Problem to work on = Scan the data below for lines holding the word "bonus", and copy each line found.

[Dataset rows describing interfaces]
- - -

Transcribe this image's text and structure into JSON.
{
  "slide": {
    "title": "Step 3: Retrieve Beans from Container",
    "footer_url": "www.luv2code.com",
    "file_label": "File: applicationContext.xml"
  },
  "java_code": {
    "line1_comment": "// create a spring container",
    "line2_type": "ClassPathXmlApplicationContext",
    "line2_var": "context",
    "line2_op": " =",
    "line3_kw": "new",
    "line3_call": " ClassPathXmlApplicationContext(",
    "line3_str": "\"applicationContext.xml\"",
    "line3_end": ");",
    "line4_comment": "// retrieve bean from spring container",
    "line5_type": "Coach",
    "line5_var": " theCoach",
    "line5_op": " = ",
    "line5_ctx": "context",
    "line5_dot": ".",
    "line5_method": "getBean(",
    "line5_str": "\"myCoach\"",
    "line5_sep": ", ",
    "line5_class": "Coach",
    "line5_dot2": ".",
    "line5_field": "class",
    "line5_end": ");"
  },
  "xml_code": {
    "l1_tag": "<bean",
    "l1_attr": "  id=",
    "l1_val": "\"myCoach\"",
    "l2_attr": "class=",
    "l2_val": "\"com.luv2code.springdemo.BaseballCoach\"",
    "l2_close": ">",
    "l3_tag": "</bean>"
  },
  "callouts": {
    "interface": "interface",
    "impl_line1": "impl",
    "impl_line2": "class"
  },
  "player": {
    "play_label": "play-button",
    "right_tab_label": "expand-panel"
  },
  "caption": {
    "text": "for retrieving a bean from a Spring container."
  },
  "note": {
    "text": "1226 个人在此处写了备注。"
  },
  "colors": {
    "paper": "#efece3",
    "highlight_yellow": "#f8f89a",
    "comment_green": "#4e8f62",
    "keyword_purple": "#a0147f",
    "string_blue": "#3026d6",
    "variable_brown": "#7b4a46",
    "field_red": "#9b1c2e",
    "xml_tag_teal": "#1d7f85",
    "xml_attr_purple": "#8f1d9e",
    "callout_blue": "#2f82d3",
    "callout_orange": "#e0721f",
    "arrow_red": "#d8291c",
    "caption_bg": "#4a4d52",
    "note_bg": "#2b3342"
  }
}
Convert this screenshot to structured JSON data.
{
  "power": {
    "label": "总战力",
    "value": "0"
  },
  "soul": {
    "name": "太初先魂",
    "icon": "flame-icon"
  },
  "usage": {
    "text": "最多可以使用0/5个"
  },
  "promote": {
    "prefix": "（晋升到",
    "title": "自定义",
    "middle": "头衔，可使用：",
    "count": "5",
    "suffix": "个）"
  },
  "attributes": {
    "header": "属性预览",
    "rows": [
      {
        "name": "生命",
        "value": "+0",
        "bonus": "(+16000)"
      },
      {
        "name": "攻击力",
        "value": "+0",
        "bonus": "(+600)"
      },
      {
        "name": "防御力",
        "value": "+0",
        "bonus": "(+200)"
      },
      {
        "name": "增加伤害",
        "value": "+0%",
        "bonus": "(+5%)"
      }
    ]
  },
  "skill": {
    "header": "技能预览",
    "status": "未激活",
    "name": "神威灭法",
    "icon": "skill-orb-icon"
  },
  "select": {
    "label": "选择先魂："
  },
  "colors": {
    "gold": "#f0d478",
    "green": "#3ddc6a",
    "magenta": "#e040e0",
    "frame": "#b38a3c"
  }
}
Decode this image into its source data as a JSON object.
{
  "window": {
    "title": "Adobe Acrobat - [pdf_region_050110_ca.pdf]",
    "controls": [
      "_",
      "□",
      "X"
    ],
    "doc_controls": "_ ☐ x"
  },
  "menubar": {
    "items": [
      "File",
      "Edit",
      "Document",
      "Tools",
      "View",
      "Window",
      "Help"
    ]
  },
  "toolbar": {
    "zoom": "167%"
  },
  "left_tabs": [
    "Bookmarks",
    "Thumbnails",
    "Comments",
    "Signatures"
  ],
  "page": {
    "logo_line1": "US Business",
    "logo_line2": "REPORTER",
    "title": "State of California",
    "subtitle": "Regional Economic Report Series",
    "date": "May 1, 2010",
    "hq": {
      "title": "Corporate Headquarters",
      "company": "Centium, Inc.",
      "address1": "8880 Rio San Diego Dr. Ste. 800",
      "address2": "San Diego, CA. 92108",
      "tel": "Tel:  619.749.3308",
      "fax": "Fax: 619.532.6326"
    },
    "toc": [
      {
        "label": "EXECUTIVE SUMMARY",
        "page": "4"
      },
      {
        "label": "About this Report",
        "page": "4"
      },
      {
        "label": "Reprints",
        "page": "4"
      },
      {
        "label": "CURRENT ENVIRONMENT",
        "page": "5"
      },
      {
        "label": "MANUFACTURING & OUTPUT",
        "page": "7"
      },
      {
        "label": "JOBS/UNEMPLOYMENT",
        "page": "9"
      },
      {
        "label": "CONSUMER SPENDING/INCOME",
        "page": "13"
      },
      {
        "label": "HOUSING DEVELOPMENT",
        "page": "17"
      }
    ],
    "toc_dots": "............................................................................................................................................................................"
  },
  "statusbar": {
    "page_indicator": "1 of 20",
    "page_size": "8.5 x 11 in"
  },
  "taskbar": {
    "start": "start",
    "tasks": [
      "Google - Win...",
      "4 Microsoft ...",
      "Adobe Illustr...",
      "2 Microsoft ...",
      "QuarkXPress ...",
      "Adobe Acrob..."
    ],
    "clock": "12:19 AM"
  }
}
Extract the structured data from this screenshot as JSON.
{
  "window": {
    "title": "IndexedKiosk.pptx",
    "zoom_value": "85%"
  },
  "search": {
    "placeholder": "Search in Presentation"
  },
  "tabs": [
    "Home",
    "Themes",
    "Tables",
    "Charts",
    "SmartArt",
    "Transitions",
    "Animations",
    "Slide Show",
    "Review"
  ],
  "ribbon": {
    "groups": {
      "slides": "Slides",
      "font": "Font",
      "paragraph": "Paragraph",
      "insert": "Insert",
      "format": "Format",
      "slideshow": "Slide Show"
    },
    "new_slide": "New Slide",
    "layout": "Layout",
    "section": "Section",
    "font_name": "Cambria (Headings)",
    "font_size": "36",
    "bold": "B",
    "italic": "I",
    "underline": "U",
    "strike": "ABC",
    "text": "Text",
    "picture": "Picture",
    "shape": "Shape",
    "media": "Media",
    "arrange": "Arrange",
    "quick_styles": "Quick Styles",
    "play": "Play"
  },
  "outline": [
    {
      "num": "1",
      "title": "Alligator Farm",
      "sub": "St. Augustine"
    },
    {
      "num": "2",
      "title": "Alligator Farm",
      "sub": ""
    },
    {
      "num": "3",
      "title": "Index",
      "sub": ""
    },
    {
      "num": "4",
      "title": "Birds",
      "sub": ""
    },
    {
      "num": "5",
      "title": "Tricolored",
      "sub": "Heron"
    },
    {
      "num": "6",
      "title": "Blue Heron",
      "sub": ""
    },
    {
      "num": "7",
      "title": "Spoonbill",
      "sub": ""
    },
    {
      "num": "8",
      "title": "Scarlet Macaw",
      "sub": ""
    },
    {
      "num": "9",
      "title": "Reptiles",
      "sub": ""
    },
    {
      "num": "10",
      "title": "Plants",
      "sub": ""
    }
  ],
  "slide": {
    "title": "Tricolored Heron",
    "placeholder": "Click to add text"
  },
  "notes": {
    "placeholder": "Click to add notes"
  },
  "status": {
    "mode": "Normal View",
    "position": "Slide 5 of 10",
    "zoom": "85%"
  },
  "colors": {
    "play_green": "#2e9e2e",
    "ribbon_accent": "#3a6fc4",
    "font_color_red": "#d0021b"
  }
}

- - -

Exercise solution =
        "bonus": "(+16000)"
        "bonus": "(+600)"
        "bonus": "(+200)"
        "bonus": "(+5%)"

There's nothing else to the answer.